A picture Clark posted on social media showed the two uniformed officers kneeling beside her as they held up their fists in the precinct’s lobby.
“We are aware of the photo, and we will address it in the same way we have handled previous incidents in which officers have made political statements while in uniform, with a reprimand and a reminder of department policies,” Anthony Guglielmi, spokesman for the police department, said in a statement.
Chicago police officers are not allowed to participate in partisan political activities and campaigns, according to the police department. Officers who violate the policy could be reprimanded, assigned extra work without compensation, suspended without pay for no more than 30 days, or charged before the Chicago Police Board.
The department is not naming the officers, a spokesman said.
Chicago Mayor Rahm Emanuel said Tuesday he supports the reprimand, while acknowledging the officers were caught between the need to connect with the community and follow department rules on making political statements, according to the Chicago Sun-Times.

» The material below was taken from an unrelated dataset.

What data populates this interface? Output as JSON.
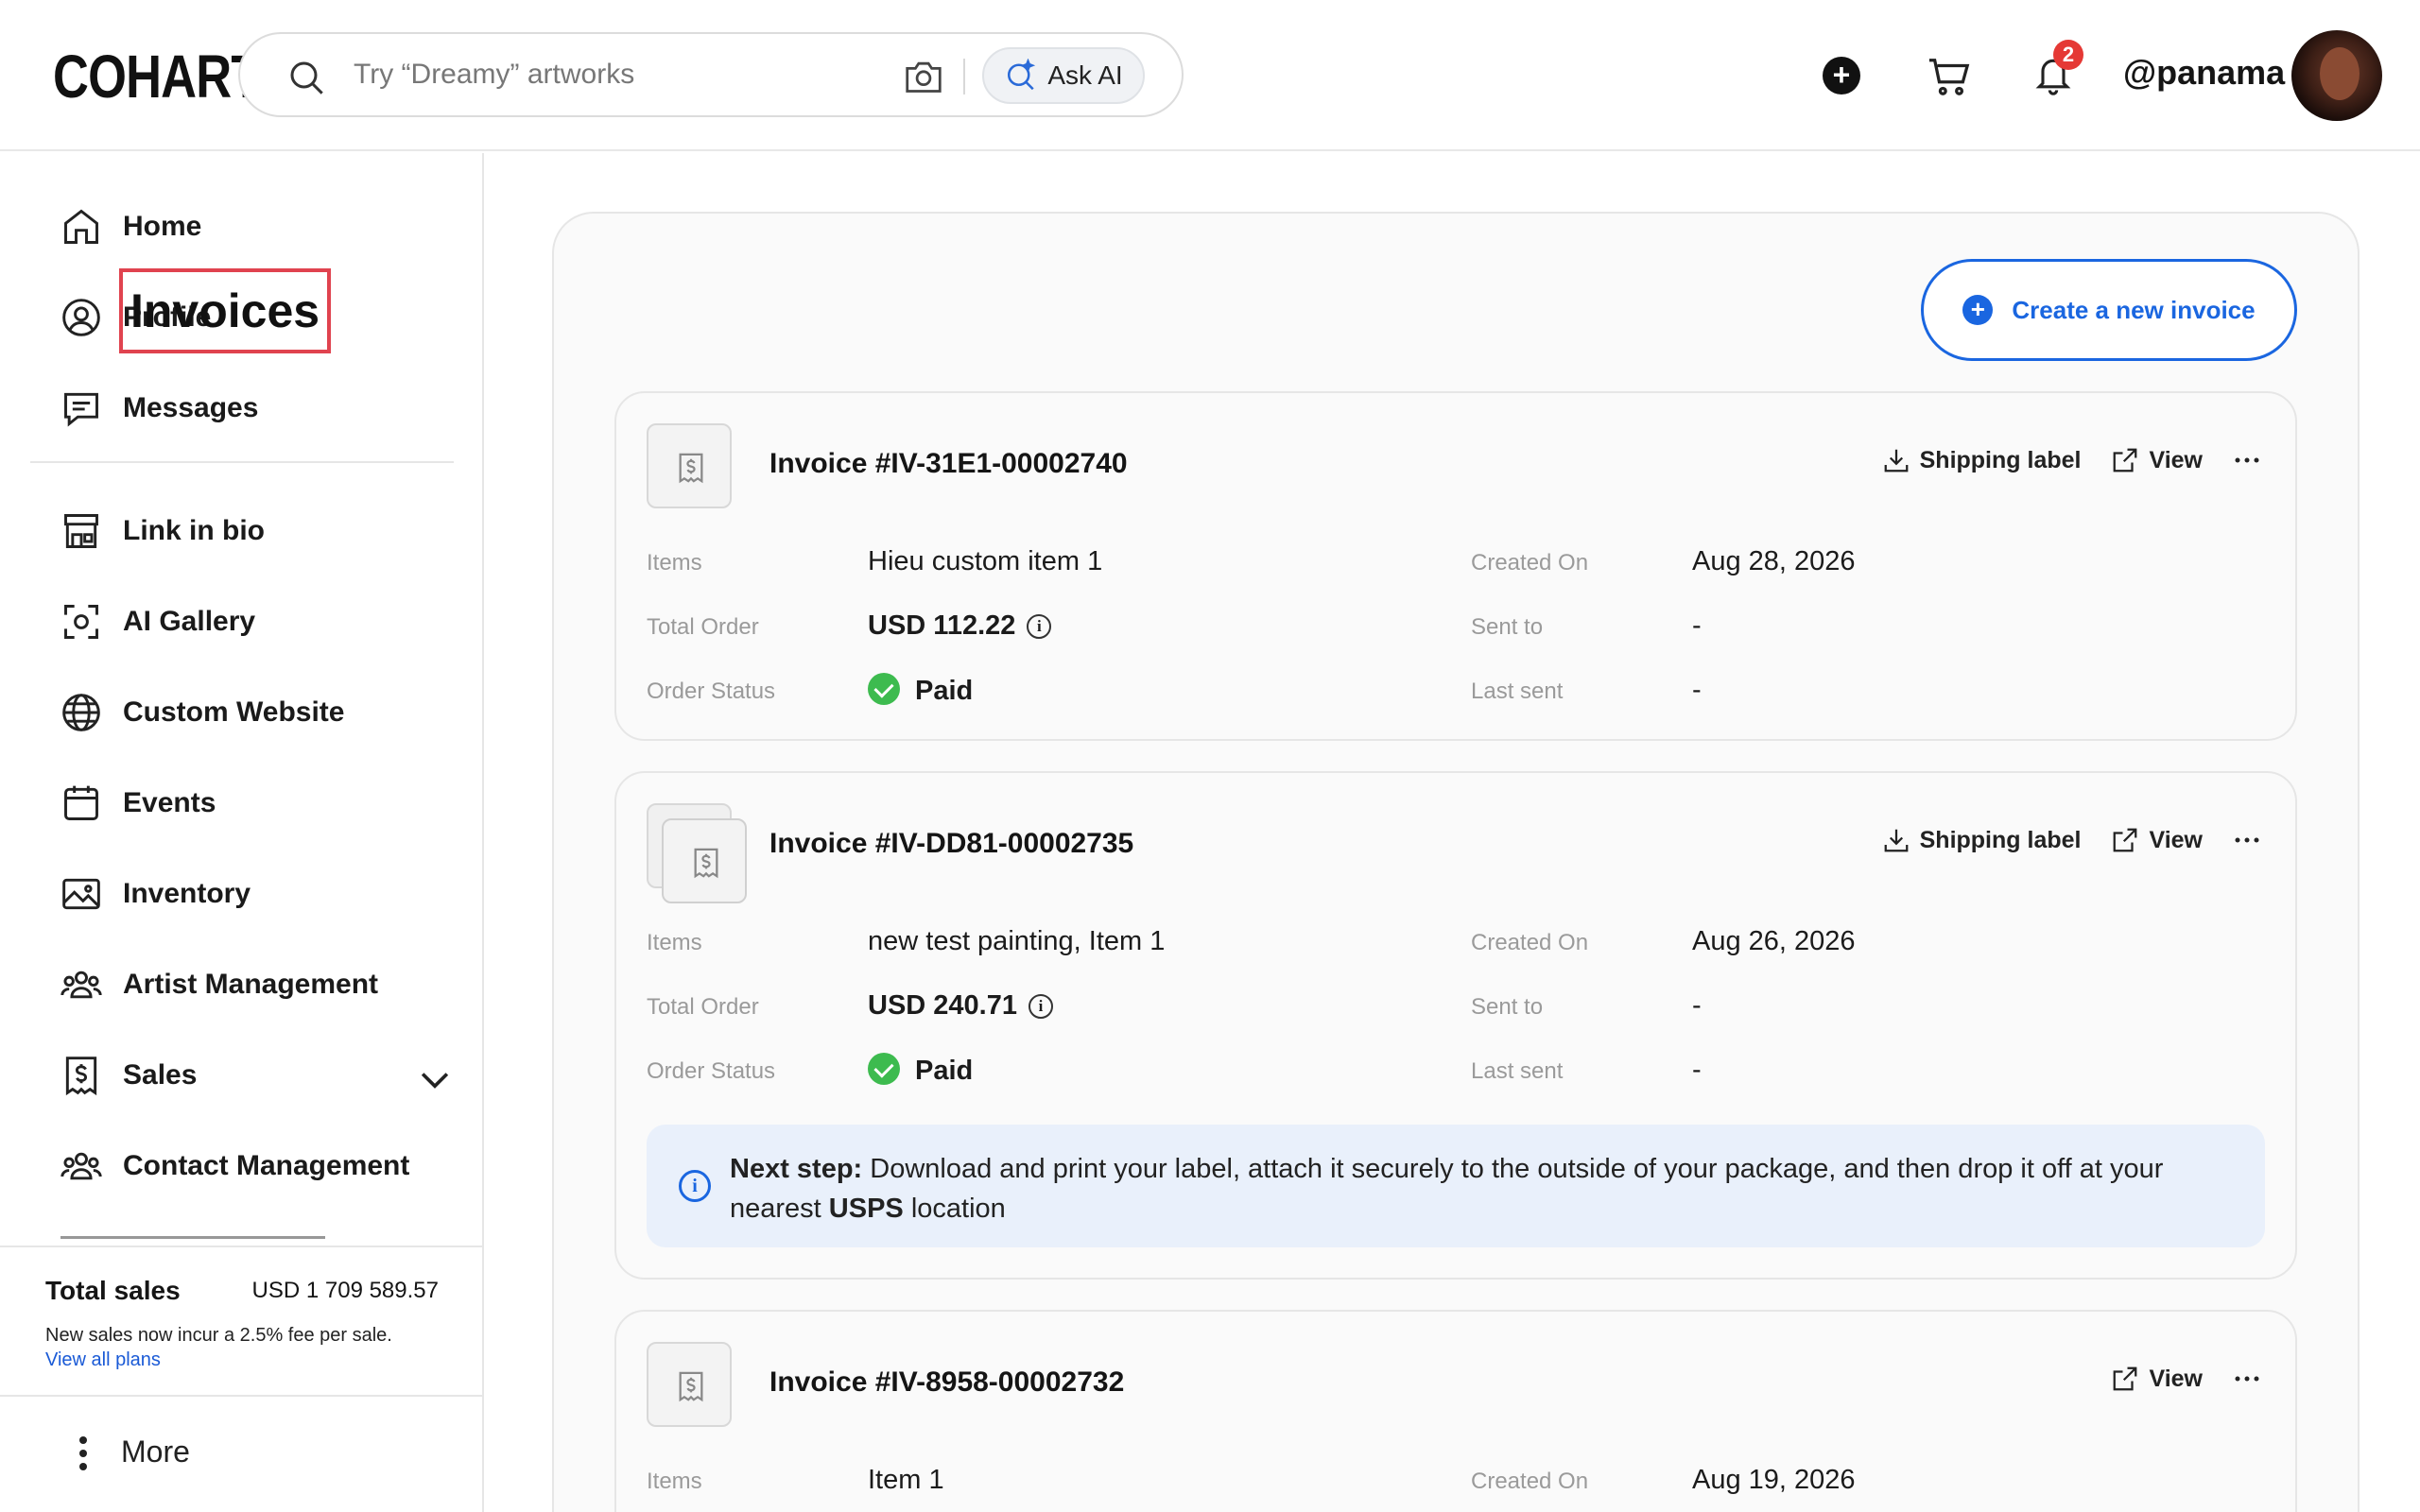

“There’s a difference between an athlete wearing their uniform and a police officer who is paid by the public who’s wearing theirs,” Emanuel said.
Clark did not return a call from The Washington Post on Tuesday, but she told Fox 32 she doesn’t regret asking the officers to take a knee inside the South-side precinct.

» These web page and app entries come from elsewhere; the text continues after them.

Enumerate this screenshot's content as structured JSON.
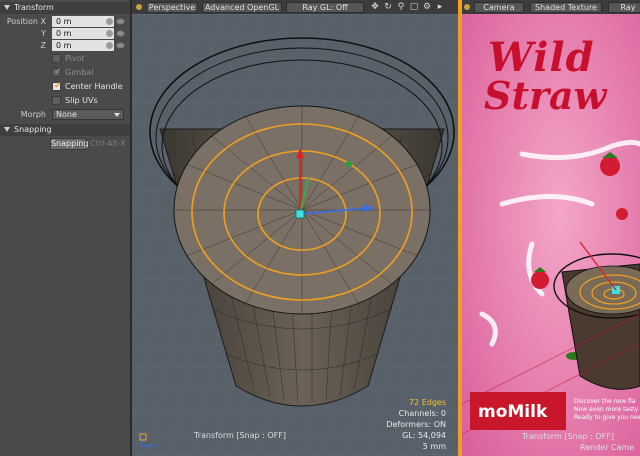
{
  "transform_panel": {
    "title": "Transform",
    "position_x_label": "Position X",
    "y_label": "Y",
    "z_label": "Z",
    "position_x_value": "0 m",
    "position_y_value": "0 m",
    "position_z_value": "0 m",
    "pivot_label": "Pivot",
    "gimbal_label": "Gimbal",
    "center_handle_label": "Center Handle",
    "slip_uvs_label": "Slip UVs",
    "morph_label": "Morph",
    "morph_value": "None"
  },
  "snapping_panel": {
    "title": "Snapping",
    "snapping_button_label": "Snapping",
    "snapping_shortcut": "Ctrl-Alt-X"
  },
  "viewport_left": {
    "projection_label": "Perspective",
    "shading_label": "Advanced OpenGL",
    "raygl_label": "Ray GL: Off",
    "icons": [
      "move-icon",
      "rotate-icon",
      "zoom-icon",
      "fit-icon",
      "gear-icon",
      "expand-icon"
    ],
    "hud": {
      "edges": "72 Edges",
      "channels": "Channels: 0",
      "deformers": "Deformers: ON",
      "gl": "GL: 54,094",
      "grid": "5 mm"
    },
    "tool_label": "Transform  [Snap : OFF]"
  },
  "viewport_right": {
    "camera_label": "Camera",
    "shading_label": "Shaded Texture",
    "raygl_label": "Ray",
    "poster_line1": "Wild",
    "poster_line2": "Straw",
    "poster_brand": "moMilk",
    "poster_copy1": "Discover the new fla",
    "poster_copy2": "Now even more tasty",
    "poster_copy3": "Ready to give you new",
    "tool_label": "Transform  [Snap : OFF]",
    "camera_tag": "Render Came"
  },
  "colors": {
    "accent_orange": "#f0a020",
    "poster_pink": "#e37aa9",
    "brand_red": "#c8172b"
  }
}
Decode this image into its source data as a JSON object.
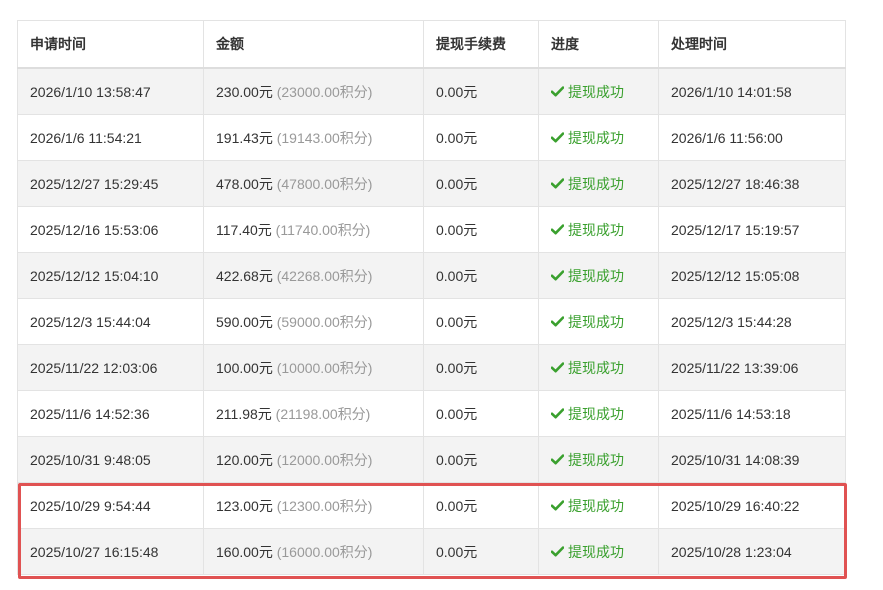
{
  "columns": [
    "申请时间",
    "金额",
    "提现手续费",
    "进度",
    "处理时间"
  ],
  "status_color": "#3aa02e",
  "highlight_color": "#e05252",
  "rows": [
    {
      "apply_time": "2026/1/10 13:58:47",
      "amount": "230.00元",
      "points": "(23000.00积分)",
      "fee": "0.00元",
      "status": "提现成功",
      "process_time": "2026/1/10 14:01:58"
    },
    {
      "apply_time": "2026/1/6 11:54:21",
      "amount": "191.43元",
      "points": "(19143.00积分)",
      "fee": "0.00元",
      "status": "提现成功",
      "process_time": "2026/1/6 11:56:00"
    },
    {
      "apply_time": "2025/12/27 15:29:45",
      "amount": "478.00元",
      "points": "(47800.00积分)",
      "fee": "0.00元",
      "status": "提现成功",
      "process_time": "2025/12/27 18:46:38"
    },
    {
      "apply_time": "2025/12/16 15:53:06",
      "amount": "117.40元",
      "points": "(11740.00积分)",
      "fee": "0.00元",
      "status": "提现成功",
      "process_time": "2025/12/17 15:19:57"
    },
    {
      "apply_time": "2025/12/12 15:04:10",
      "amount": "422.68元",
      "points": "(42268.00积分)",
      "fee": "0.00元",
      "status": "提现成功",
      "process_time": "2025/12/12 15:05:08"
    },
    {
      "apply_time": "2025/12/3 15:44:04",
      "amount": "590.00元",
      "points": "(59000.00积分)",
      "fee": "0.00元",
      "status": "提现成功",
      "process_time": "2025/12/3 15:44:28"
    },
    {
      "apply_time": "2025/11/22 12:03:06",
      "amount": "100.00元",
      "points": "(10000.00积分)",
      "fee": "0.00元",
      "status": "提现成功",
      "process_time": "2025/11/22 13:39:06"
    },
    {
      "apply_time": "2025/11/6 14:52:36",
      "amount": "211.98元",
      "points": "(21198.00积分)",
      "fee": "0.00元",
      "status": "提现成功",
      "process_time": "2025/11/6 14:53:18"
    },
    {
      "apply_time": "2025/10/31 9:48:05",
      "amount": "120.00元",
      "points": "(12000.00积分)",
      "fee": "0.00元",
      "status": "提现成功",
      "process_time": "2025/10/31 14:08:39"
    },
    {
      "apply_time": "2025/10/29 9:54:44",
      "amount": "123.00元",
      "points": "(12300.00积分)",
      "fee": "0.00元",
      "status": "提现成功",
      "process_time": "2025/10/29 16:40:22"
    },
    {
      "apply_time": "2025/10/27 16:15:48",
      "amount": "160.00元",
      "points": "(16000.00积分)",
      "fee": "0.00元",
      "status": "提现成功",
      "process_time": "2025/10/28 1:23:04"
    }
  ]
}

“I think the Chicago Police Department should be ashamed of itself for reprimanding these police officers,” she said. “These officers took a knee against racial injustice. They should be acknowledged and appreciated.”

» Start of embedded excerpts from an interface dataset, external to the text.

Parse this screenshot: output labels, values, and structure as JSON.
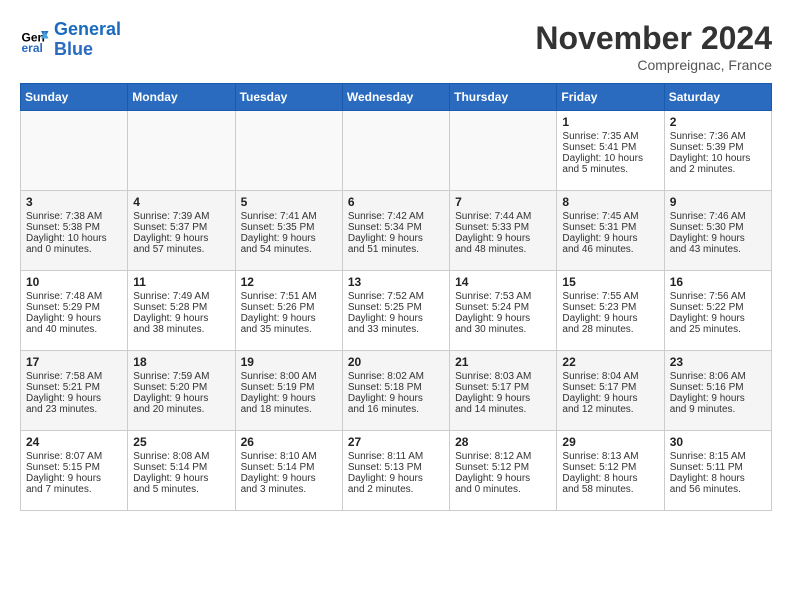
{
  "header": {
    "logo_line1": "General",
    "logo_line2": "Blue",
    "month": "November 2024",
    "location": "Compreignac, France"
  },
  "weekdays": [
    "Sunday",
    "Monday",
    "Tuesday",
    "Wednesday",
    "Thursday",
    "Friday",
    "Saturday"
  ],
  "weeks": [
    [
      {
        "day": "",
        "lines": []
      },
      {
        "day": "",
        "lines": []
      },
      {
        "day": "",
        "lines": []
      },
      {
        "day": "",
        "lines": []
      },
      {
        "day": "",
        "lines": []
      },
      {
        "day": "1",
        "lines": [
          "Sunrise: 7:35 AM",
          "Sunset: 5:41 PM",
          "Daylight: 10 hours",
          "and 5 minutes."
        ]
      },
      {
        "day": "2",
        "lines": [
          "Sunrise: 7:36 AM",
          "Sunset: 5:39 PM",
          "Daylight: 10 hours",
          "and 2 minutes."
        ]
      }
    ],
    [
      {
        "day": "3",
        "lines": [
          "Sunrise: 7:38 AM",
          "Sunset: 5:38 PM",
          "Daylight: 10 hours",
          "and 0 minutes."
        ]
      },
      {
        "day": "4",
        "lines": [
          "Sunrise: 7:39 AM",
          "Sunset: 5:37 PM",
          "Daylight: 9 hours",
          "and 57 minutes."
        ]
      },
      {
        "day": "5",
        "lines": [
          "Sunrise: 7:41 AM",
          "Sunset: 5:35 PM",
          "Daylight: 9 hours",
          "and 54 minutes."
        ]
      },
      {
        "day": "6",
        "lines": [
          "Sunrise: 7:42 AM",
          "Sunset: 5:34 PM",
          "Daylight: 9 hours",
          "and 51 minutes."
        ]
      },
      {
        "day": "7",
        "lines": [
          "Sunrise: 7:44 AM",
          "Sunset: 5:33 PM",
          "Daylight: 9 hours",
          "and 48 minutes."
        ]
      },
      {
        "day": "8",
        "lines": [
          "Sunrise: 7:45 AM",
          "Sunset: 5:31 PM",
          "Daylight: 9 hours",
          "and 46 minutes."
        ]
      },
      {
        "day": "9",
        "lines": [
          "Sunrise: 7:46 AM",
          "Sunset: 5:30 PM",
          "Daylight: 9 hours",
          "and 43 minutes."
        ]
      }
    ],
    [
      {
        "day": "10",
        "lines": [
          "Sunrise: 7:48 AM",
          "Sunset: 5:29 PM",
          "Daylight: 9 hours",
          "and 40 minutes."
        ]
      },
      {
        "day": "11",
        "lines": [
          "Sunrise: 7:49 AM",
          "Sunset: 5:28 PM",
          "Daylight: 9 hours",
          "and 38 minutes."
        ]
      },
      {
        "day": "12",
        "lines": [
          "Sunrise: 7:51 AM",
          "Sunset: 5:26 PM",
          "Daylight: 9 hours",
          "and 35 minutes."
        ]
      },
      {
        "day": "13",
        "lines": [
          "Sunrise: 7:52 AM",
          "Sunset: 5:25 PM",
          "Daylight: 9 hours",
          "and 33 minutes."
        ]
      },
      {
        "day": "14",
        "lines": [
          "Sunrise: 7:53 AM",
          "Sunset: 5:24 PM",
          "Daylight: 9 hours",
          "and 30 minutes."
        ]
      },
      {
        "day": "15",
        "lines": [
          "Sunrise: 7:55 AM",
          "Sunset: 5:23 PM",
          "Daylight: 9 hours",
          "and 28 minutes."
        ]
      },
      {
        "day": "16",
        "lines": [
          "Sunrise: 7:56 AM",
          "Sunset: 5:22 PM",
          "Daylight: 9 hours",
          "and 25 minutes."
        ]
      }
    ],
    [
      {
        "day": "17",
        "lines": [
          "Sunrise: 7:58 AM",
          "Sunset: 5:21 PM",
          "Daylight: 9 hours",
          "and 23 minutes."
        ]
      },
      {
        "day": "18",
        "lines": [
          "Sunrise: 7:59 AM",
          "Sunset: 5:20 PM",
          "Daylight: 9 hours",
          "and 20 minutes."
        ]
      },
      {
        "day": "19",
        "lines": [
          "Sunrise: 8:00 AM",
          "Sunset: 5:19 PM",
          "Daylight: 9 hours",
          "and 18 minutes."
        ]
      },
      {
        "day": "20",
        "lines": [
          "Sunrise: 8:02 AM",
          "Sunset: 5:18 PM",
          "Daylight: 9 hours",
          "and 16 minutes."
        ]
      },
      {
        "day": "21",
        "lines": [
          "Sunrise: 8:03 AM",
          "Sunset: 5:17 PM",
          "Daylight: 9 hours",
          "and 14 minutes."
        ]
      },
      {
        "day": "22",
        "lines": [
          "Sunrise: 8:04 AM",
          "Sunset: 5:17 PM",
          "Daylight: 9 hours",
          "and 12 minutes."
        ]
      },
      {
        "day": "23",
        "lines": [
          "Sunrise: 8:06 AM",
          "Sunset: 5:16 PM",
          "Daylight: 9 hours",
          "and 9 minutes."
        ]
      }
    ],
    [
      {
        "day": "24",
        "lines": [
          "Sunrise: 8:07 AM",
          "Sunset: 5:15 PM",
          "Daylight: 9 hours",
          "and 7 minutes."
        ]
      },
      {
        "day": "25",
        "lines": [
          "Sunrise: 8:08 AM",
          "Sunset: 5:14 PM",
          "Daylight: 9 hours",
          "and 5 minutes."
        ]
      },
      {
        "day": "26",
        "lines": [
          "Sunrise: 8:10 AM",
          "Sunset: 5:14 PM",
          "Daylight: 9 hours",
          "and 3 minutes."
        ]
      },
      {
        "day": "27",
        "lines": [
          "Sunrise: 8:11 AM",
          "Sunset: 5:13 PM",
          "Daylight: 9 hours",
          "and 2 minutes."
        ]
      },
      {
        "day": "28",
        "lines": [
          "Sunrise: 8:12 AM",
          "Sunset: 5:12 PM",
          "Daylight: 9 hours",
          "and 0 minutes."
        ]
      },
      {
        "day": "29",
        "lines": [
          "Sunrise: 8:13 AM",
          "Sunset: 5:12 PM",
          "Daylight: 8 hours",
          "and 58 minutes."
        ]
      },
      {
        "day": "30",
        "lines": [
          "Sunrise: 8:15 AM",
          "Sunset: 5:11 PM",
          "Daylight: 8 hours",
          "and 56 minutes."
        ]
      }
    ]
  ]
}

She also said she knew a picture of black officers taking a knee while on the job would cause controversy. The photo she posted has since been liked more than 2,000 times on Instagram, and was splashed across the front page of the Chicago Sun-Times on Tuesday. Rapper Snoop Dogg has also weighed in.
“They feel the pain of the people too,” he wrote when he shared the picture on his Instagram and Twitter accounts Tuesday. “All police aren’t bad.”
Clark, who started a group that helps Chicago’s inner-city children and sells T-shirts with the group’s name, Hugs No Slugs, said she was inspired by Kaepernick, who regularly knelt in silence during the national anthem to protest police brutality against African Americans.
“I think that it’s imperative that African Americans know their rights,” Clark told Fox 32. “I think that if you are going to stand for something, that it should get national attention because that’s what our culture is missing. Something positive to stand for.”
Clark began asking people to take a knee after Trump used profane language in deriding athletes who protest.
“Wouldn’t you love to see these NFL owners, when somebody disrespects our flag, to say: ‘Get that son of a b—- off the field right now, out. He’s fired. He’s fired!’ ” Trump told a crowd at a political rally in Huntsville, Ala., on Friday.
Trump doubled down on his attacks over the weekend, calling on team owners to fire or suspend players who protest, encouraging fans to boycott games, and claiming NFL attendance and ratings are “WAY DOWN.”
In an act of mass defiance, dozens of players and numerous team owners, coaches and executives either took a knee or linked arms when the national anthem was played before Sunday’s games.
Last January, a Chicago police officer was also reprimanded after a red Make America Great Again hat was seen on the dashboard of his police cruiser.
In 2014, another officer was disciplined for playing the song “Sweet Home Alabama,” a song some consider to be racially offensive, during a protest against police brutality.